A single count is required: the lines of the data below in which the word "full" occurs.

☆ ☆ ☆ ☆

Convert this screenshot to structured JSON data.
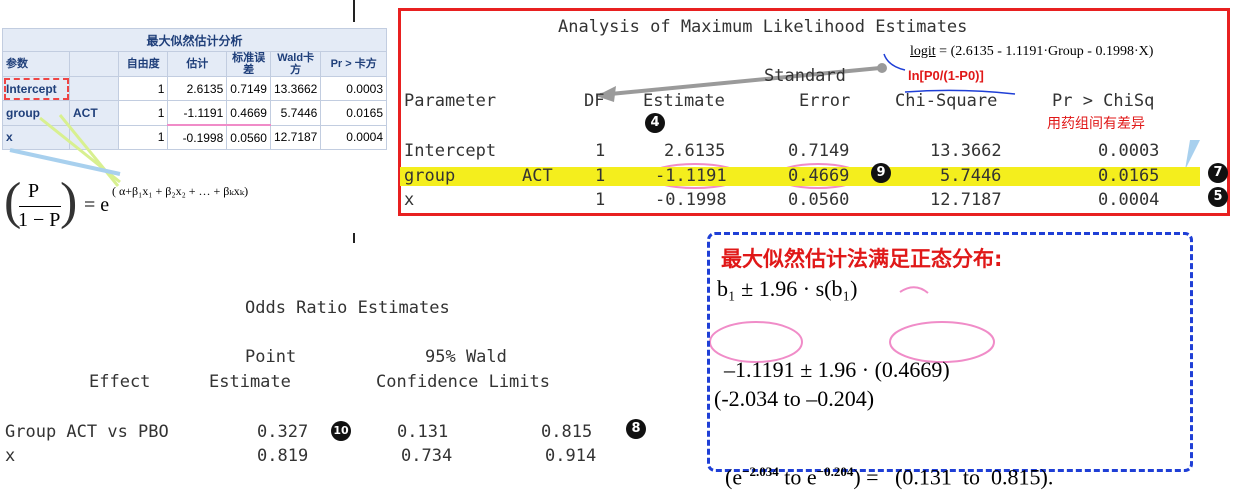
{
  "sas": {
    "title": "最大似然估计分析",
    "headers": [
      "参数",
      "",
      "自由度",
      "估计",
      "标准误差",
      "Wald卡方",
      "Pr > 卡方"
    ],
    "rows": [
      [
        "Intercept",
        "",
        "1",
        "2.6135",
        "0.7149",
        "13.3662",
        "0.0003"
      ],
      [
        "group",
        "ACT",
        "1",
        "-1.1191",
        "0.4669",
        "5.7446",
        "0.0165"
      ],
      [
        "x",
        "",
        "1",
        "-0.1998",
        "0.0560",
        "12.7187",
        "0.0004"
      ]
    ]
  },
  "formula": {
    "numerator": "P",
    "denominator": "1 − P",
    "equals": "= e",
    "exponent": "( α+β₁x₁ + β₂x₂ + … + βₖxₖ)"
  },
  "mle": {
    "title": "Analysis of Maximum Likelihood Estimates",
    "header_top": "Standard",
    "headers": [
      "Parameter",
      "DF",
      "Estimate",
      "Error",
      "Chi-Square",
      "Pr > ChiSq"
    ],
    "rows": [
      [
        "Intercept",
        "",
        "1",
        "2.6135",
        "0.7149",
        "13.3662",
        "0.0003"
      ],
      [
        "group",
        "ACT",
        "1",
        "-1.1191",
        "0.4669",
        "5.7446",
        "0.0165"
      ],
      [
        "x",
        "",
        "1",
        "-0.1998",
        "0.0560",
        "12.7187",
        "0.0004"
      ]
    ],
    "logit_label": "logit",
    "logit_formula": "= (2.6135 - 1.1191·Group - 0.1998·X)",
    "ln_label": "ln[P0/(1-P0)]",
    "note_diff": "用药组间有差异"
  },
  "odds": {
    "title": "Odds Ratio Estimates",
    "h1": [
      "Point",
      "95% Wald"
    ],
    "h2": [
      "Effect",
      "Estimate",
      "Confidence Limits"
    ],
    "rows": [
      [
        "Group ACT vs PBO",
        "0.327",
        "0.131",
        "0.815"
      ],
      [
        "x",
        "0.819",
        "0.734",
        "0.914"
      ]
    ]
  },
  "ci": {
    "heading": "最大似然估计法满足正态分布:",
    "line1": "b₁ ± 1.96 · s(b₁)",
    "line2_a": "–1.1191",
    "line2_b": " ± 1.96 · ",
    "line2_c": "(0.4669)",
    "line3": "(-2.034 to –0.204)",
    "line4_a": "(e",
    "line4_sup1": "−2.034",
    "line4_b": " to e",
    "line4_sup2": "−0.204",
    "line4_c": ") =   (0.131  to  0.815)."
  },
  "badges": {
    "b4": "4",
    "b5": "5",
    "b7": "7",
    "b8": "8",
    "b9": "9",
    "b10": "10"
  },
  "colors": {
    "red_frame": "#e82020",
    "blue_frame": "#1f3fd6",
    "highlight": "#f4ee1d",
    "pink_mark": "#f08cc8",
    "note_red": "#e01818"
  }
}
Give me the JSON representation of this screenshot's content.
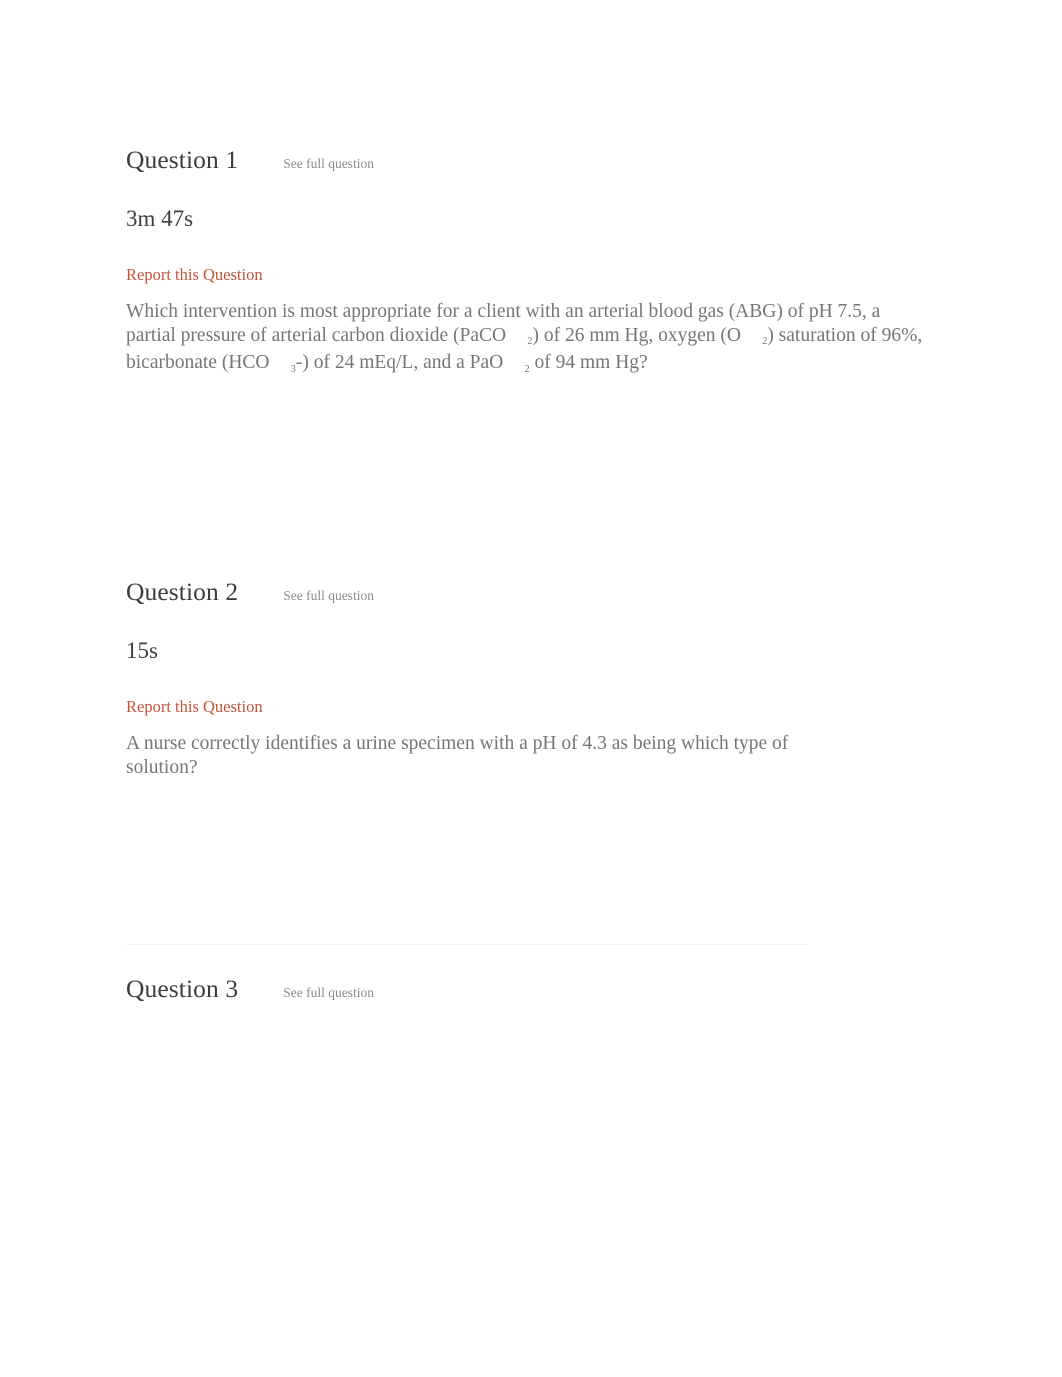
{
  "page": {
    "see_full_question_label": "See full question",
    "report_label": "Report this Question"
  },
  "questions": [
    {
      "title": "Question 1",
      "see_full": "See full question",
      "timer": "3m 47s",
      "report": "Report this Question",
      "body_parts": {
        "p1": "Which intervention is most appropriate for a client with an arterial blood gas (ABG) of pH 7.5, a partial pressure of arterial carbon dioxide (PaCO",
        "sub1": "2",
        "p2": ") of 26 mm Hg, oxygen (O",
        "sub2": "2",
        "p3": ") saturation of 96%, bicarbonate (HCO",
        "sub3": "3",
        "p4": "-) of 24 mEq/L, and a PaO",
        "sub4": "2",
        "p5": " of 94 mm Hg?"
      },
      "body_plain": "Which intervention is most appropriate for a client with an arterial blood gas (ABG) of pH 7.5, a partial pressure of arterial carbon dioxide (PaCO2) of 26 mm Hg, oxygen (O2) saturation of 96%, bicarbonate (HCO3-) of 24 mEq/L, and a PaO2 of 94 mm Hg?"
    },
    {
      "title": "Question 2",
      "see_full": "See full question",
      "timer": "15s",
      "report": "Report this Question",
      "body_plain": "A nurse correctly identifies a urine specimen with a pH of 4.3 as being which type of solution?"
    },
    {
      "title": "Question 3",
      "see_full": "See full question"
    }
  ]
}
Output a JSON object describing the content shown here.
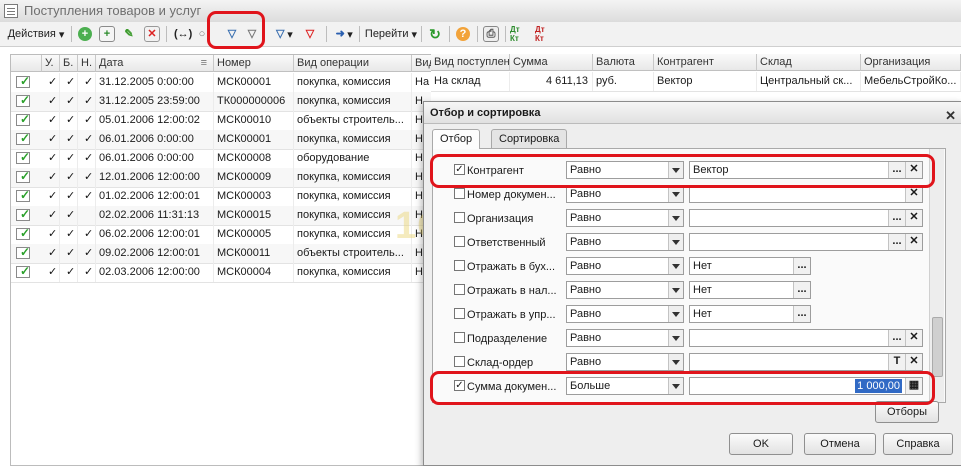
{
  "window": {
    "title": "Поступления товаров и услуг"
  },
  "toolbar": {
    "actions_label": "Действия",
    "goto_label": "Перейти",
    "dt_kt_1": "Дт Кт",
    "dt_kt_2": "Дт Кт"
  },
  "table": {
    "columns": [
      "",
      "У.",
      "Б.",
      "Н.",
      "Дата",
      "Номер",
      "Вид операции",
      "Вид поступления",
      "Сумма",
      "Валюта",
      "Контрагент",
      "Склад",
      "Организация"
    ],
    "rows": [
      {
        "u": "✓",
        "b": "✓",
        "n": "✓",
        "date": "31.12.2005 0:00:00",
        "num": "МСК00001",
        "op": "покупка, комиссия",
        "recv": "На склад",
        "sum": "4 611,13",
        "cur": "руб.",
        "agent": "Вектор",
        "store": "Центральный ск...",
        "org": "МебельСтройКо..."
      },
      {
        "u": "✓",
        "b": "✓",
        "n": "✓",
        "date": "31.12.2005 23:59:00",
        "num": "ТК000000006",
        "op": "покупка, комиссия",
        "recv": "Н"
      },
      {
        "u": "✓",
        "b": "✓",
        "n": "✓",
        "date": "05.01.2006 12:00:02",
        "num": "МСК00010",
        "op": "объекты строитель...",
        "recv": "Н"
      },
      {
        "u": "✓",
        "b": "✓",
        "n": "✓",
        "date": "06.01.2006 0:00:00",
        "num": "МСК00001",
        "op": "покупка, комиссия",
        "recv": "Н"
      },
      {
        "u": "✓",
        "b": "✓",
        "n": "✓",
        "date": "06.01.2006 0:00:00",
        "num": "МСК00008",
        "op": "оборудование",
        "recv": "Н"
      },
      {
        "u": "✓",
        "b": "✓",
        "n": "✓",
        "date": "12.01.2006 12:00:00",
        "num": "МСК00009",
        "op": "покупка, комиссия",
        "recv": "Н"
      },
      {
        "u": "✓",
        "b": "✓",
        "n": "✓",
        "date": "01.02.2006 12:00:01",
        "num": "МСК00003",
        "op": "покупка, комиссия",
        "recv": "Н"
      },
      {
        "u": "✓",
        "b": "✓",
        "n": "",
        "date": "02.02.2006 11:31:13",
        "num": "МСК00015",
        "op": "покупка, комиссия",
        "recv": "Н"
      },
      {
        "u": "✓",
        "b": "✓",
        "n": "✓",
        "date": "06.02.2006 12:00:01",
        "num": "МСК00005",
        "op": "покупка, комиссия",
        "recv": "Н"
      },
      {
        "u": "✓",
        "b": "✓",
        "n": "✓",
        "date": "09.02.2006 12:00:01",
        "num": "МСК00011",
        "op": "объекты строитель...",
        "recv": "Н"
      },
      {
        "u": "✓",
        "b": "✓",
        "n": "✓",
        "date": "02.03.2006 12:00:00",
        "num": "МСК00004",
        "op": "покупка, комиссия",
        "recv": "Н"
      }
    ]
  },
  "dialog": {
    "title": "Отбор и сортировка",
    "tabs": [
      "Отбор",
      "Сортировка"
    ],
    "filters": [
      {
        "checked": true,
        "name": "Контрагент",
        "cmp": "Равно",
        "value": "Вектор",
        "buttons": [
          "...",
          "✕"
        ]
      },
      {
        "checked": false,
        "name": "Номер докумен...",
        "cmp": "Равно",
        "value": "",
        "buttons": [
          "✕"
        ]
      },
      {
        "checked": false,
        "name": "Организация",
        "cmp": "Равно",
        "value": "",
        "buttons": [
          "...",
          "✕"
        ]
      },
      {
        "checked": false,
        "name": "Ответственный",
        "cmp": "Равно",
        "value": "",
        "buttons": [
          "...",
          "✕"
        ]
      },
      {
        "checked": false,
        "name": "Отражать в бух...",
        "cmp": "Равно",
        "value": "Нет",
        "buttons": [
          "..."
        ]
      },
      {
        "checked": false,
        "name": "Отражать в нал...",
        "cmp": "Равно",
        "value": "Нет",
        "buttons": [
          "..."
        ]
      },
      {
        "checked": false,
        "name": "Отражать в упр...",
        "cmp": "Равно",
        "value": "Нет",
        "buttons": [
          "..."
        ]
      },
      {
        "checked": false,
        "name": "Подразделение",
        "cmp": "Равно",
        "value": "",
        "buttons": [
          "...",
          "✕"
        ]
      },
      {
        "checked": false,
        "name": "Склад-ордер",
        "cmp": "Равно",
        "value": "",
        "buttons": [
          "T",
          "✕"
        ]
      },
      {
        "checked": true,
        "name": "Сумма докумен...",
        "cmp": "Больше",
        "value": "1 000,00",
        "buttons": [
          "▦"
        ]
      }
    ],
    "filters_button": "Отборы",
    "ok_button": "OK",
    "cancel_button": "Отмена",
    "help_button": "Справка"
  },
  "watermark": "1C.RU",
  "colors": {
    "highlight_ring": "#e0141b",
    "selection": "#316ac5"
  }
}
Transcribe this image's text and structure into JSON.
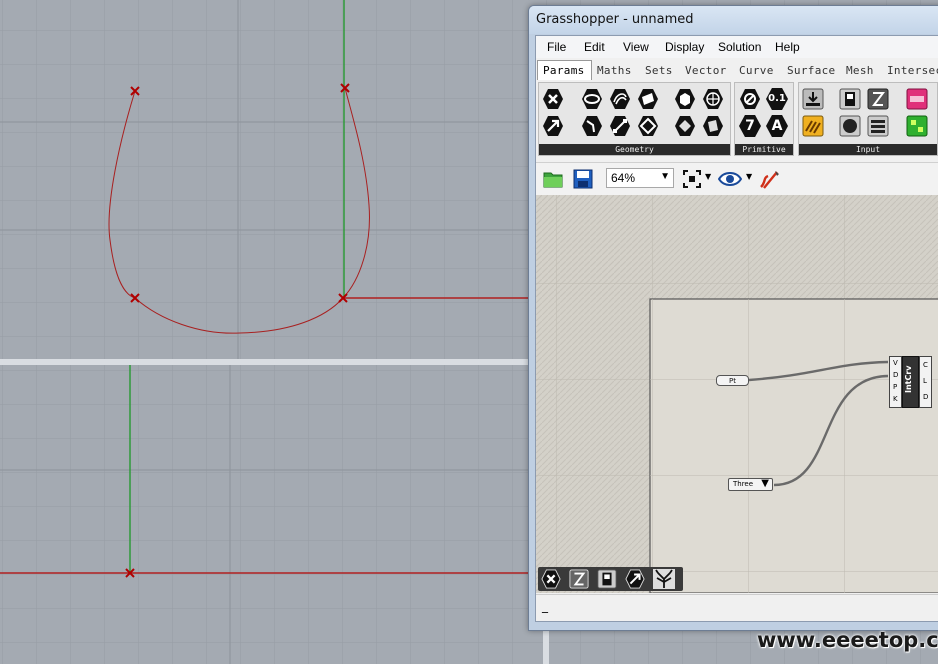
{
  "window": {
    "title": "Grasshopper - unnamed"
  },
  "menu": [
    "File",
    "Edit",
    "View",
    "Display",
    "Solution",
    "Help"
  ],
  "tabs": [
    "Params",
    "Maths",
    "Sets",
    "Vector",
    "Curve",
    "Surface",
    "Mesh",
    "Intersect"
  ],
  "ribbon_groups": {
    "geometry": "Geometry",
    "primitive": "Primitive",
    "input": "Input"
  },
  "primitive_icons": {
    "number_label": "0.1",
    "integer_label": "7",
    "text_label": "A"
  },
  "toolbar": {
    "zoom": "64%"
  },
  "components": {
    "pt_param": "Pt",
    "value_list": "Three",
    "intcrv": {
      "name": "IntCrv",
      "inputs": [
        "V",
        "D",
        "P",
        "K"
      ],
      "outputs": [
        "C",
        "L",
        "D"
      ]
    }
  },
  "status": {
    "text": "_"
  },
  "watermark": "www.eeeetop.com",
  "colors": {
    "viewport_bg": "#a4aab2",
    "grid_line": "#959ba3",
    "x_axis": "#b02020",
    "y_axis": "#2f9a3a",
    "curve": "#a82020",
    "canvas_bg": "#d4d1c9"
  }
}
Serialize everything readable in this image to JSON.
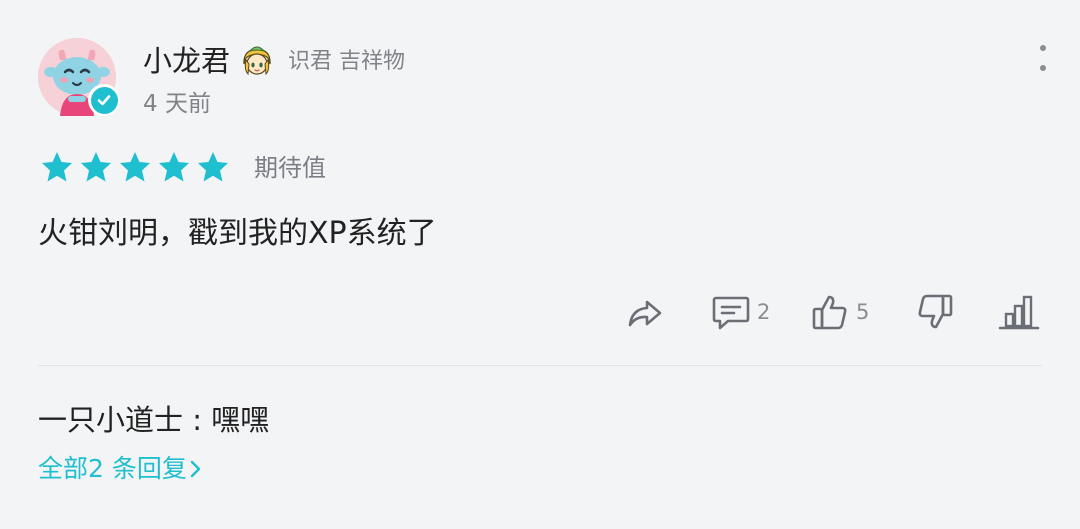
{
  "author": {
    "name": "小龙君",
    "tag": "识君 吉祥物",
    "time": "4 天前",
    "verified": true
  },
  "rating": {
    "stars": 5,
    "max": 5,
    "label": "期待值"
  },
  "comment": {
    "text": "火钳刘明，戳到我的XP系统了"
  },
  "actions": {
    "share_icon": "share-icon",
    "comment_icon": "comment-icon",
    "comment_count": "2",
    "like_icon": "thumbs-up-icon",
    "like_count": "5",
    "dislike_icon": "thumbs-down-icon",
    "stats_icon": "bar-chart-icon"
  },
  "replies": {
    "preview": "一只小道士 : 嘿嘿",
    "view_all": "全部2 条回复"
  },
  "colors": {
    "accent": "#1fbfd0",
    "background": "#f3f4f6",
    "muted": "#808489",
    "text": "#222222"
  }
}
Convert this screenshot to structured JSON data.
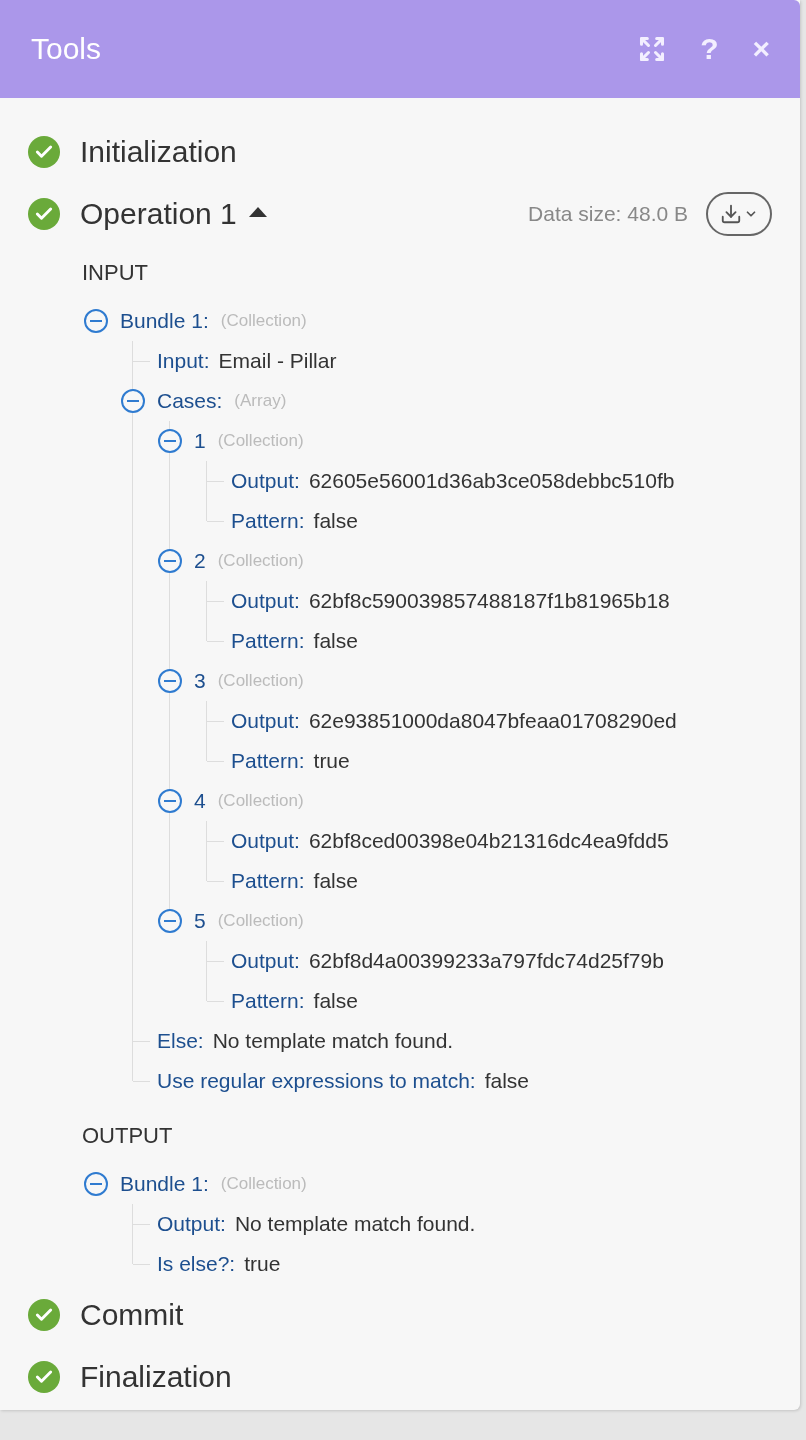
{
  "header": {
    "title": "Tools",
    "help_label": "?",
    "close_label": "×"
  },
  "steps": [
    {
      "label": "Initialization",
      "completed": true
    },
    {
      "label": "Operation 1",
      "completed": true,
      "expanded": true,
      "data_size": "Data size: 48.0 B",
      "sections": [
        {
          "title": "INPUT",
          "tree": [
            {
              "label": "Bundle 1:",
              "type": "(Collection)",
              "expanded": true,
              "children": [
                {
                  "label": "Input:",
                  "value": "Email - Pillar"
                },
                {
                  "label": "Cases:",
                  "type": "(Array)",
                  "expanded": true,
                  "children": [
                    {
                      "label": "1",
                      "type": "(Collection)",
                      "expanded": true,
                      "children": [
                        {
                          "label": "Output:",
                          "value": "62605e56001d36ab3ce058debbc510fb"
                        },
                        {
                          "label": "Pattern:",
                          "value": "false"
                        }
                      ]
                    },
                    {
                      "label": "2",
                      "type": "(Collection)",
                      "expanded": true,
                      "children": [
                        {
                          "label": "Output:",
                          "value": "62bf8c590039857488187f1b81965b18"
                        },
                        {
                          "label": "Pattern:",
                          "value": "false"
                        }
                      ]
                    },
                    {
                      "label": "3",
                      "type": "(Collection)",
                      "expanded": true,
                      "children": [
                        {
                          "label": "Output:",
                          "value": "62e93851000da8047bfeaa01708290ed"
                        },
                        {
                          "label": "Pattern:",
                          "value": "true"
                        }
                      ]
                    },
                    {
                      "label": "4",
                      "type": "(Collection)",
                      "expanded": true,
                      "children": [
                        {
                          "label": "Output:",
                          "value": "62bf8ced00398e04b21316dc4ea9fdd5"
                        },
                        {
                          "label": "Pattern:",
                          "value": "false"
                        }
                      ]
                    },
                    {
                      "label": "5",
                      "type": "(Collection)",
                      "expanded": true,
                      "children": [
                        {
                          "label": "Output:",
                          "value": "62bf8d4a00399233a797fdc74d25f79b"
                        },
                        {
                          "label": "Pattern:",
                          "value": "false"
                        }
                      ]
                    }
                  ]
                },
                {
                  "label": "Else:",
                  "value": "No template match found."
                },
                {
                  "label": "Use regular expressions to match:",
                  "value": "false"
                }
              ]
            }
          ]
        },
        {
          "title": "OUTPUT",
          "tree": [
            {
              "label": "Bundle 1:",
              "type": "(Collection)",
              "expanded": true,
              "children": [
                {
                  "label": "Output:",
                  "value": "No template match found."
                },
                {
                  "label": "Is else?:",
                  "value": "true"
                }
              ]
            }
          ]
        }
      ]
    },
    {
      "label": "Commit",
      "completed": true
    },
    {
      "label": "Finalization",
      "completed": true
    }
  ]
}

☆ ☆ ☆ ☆

* **Exercise answer**
4